4. Mirror work
Like Gujarat, Rajasthan too is quite famous for its mirror-work mats and rajais (blankets). The bright, sequined mirror-worked cloths make excellent wall-hangings.
The fabrics of Rajasthan, printed, dyed or embroidered, present a riot of colours. Jodhpur is famous for intricate tie-and-dye or bandhani designs.
Many Volvo coaches and deluxe buses ply between Delhi and Jodhpur throughout the day. Alternatively, you can take a bus upto Jaipur. Government operated buses like AC Goldline and Silver Line Express ply between Jaipur and Jodhpur.
Jodhpur is well connected by rail with major cities like Delhi, Mumbai, Chennai and Kolkata. Some of the popular trains Jodhpur station are Howrah Jodhpur SF Express, Jaisalmer Delhi Express, Rajasthan Sampark Kranti, Chennai Jodhpur Express, Suryanagari Express, and Yesvantpur Bangalore Jodhpur Express.
The nearest domestic airport is just 5 kilometres from the main city. Once at the airport, you can take a cab or auto.
Best Place to Stay at Jodhpur:
Drop in here to enjoy an old-world colonial charm. The rooms are neat and decorated in the imperial style. The manager is very polite and always ready to help. Overall the stay turns out to be a memorable experience.
Santiniketan is the birthplace of the tribal dokra work. In olden times, the dokra wares were made by traditional metal-smith tribes of Western Bengal called “Dhokra Damar”. They were nomads and used to wander from village to village, earning their livelihood by mending damaged utensils and selling their brass figurines. They used wax moulds to make ‘Bell Metal’ sculptures.
Today, the sculptures made in the dokra style are immensely appreciated by art-lovers. And Shanibaarer Haat (the Saturday market) in Khoai in Santiniketan, Birbhum, West Bengal gives you the opportunity to buy dokra jewellery and handicrafts, without burning a hole in your pocket.

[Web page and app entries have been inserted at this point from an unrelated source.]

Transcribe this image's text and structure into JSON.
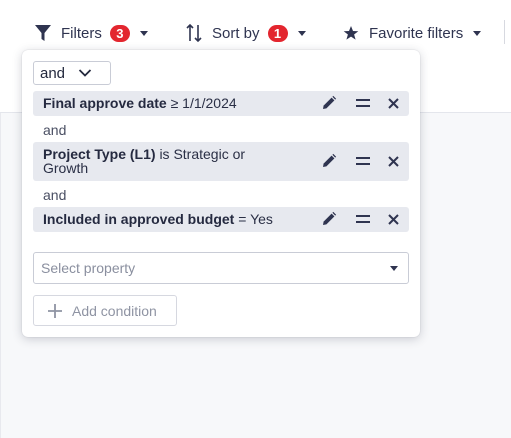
{
  "toolbar": {
    "filters": {
      "label": "Filters",
      "count": "3"
    },
    "sort": {
      "label": "Sort by",
      "count": "1"
    },
    "favorites": {
      "label": "Favorite filters"
    }
  },
  "filter_panel": {
    "operator": "and",
    "joiners": [
      "and",
      "and"
    ],
    "conditions": [
      {
        "field": "Final approve date",
        "operator": "≥",
        "value": "1/1/2024"
      },
      {
        "field": "Project Type (L1)",
        "operator": "is",
        "value": "Strategic or",
        "value_line2": "Growth"
      },
      {
        "field": "Included in approved budget",
        "operator": "=",
        "value": "Yes"
      }
    ],
    "select_property_placeholder": "Select property",
    "add_condition_label": "Add condition"
  },
  "colors": {
    "badge": "#e3262f",
    "condition_bg": "#e7e9ef",
    "text": "#2a2f45",
    "icon": "#2f3450"
  },
  "icons": [
    "funnel-icon",
    "sort-arrows-icon",
    "star-icon",
    "pencil-icon",
    "drag-handle-icon",
    "close-icon",
    "chevron-down-icon",
    "plus-icon"
  ]
}
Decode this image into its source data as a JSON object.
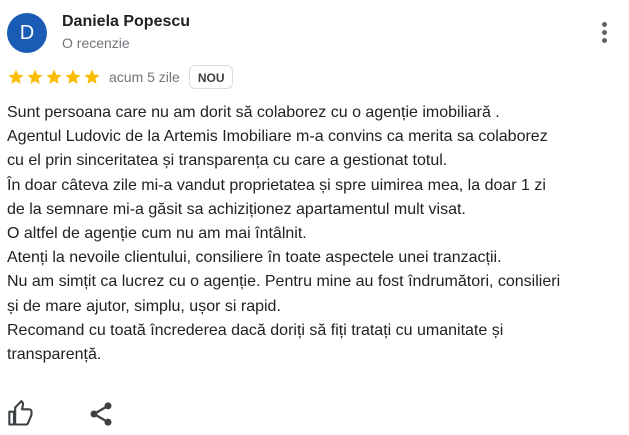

Apart from Dokra, the craftsmen of Santiniketan are masters of pat chitra painting (painted scrolls depicting mythological and other tales). The narrative style of these painted scrolls, crafted by rural artists, can be compared to the famous murals created by the great Renaissance painters like Michelangelo or Fra Lippo Lippi. While these murals mainly depicted Christian myths, the pats of Bengal go a step farther. They show the lives of gods and goddesses, as well as those of the common folk: their cultural heritage, snippets of daily life, festivities, all find a place on the pats. The brightly hued pats or scrolls, the style of which inspired the work of eminent painters like Jamini Ray, are priceless additions in the personal collection of anyone interested in art history.